• [YOUR OBJECTIVE]: Send each entry back exactly as given, pictures excluded.

::::::

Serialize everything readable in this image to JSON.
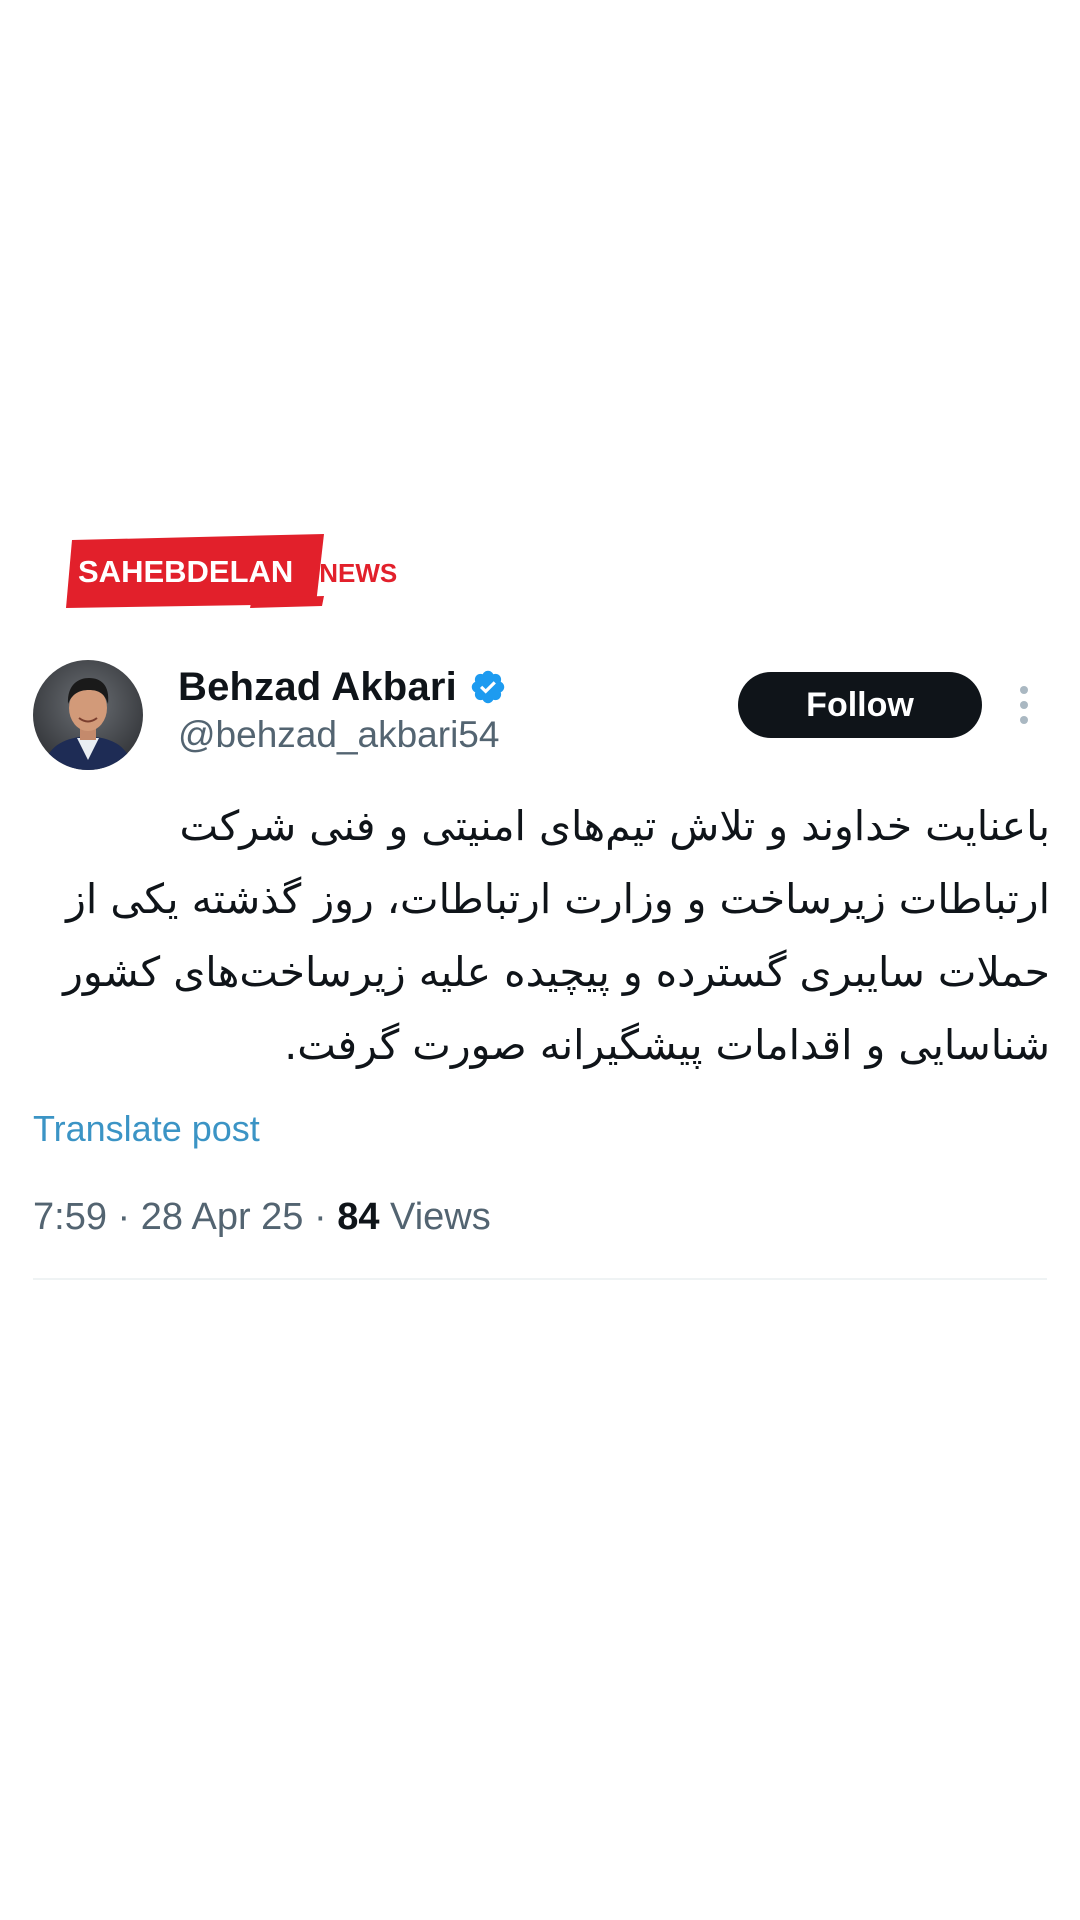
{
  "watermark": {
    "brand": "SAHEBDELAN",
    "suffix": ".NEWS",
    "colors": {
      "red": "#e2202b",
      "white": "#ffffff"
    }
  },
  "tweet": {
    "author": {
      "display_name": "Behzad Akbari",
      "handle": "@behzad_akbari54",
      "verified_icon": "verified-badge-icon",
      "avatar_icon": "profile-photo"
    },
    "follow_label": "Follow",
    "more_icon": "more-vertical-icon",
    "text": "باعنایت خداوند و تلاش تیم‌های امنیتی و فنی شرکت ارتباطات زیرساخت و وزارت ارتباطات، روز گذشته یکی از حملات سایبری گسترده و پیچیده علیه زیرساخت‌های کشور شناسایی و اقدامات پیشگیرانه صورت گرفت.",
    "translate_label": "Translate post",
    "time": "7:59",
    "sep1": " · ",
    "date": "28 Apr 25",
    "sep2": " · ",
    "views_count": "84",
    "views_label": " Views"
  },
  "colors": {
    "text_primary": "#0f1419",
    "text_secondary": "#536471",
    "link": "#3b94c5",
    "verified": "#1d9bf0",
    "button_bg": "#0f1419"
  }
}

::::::

• [RESULT]:
Serialize everything readable in this image to JSON.
{
  "watermark": {
    "brand": "SAHEBDELAN",
    "suffix": ".NEWS",
    "colors": {
      "red": "#e2202b",
      "white": "#ffffff"
    }
  },
  "tweet": {
    "author": {
      "display_name": "Behzad Akbari",
      "handle": "@behzad_akbari54",
      "verified_icon": "verified-badge-icon",
      "avatar_icon": "profile-photo"
    },
    "follow_label": "Follow",
    "more_icon": "more-vertical-icon",
    "text": "باعنایت خداوند و تلاش تیم‌های امنیتی و فنی شرکت ارتباطات زیرساخت و وزارت ارتباطات، روز گذشته یکی از حملات سایبری گسترده و پیچیده علیه زیرساخت‌های کشور شناسایی و اقدامات پیشگیرانه صورت گرفت.",
    "translate_label": "Translate post",
    "time": "7:59",
    "sep1": " · ",
    "date": "28 Apr 25",
    "sep2": " · ",
    "views_count": "84",
    "views_label": " Views"
  },
  "colors": {
    "text_primary": "#0f1419",
    "text_secondary": "#536471",
    "link": "#3b94c5",
    "verified": "#1d9bf0",
    "button_bg": "#0f1419"
  }
}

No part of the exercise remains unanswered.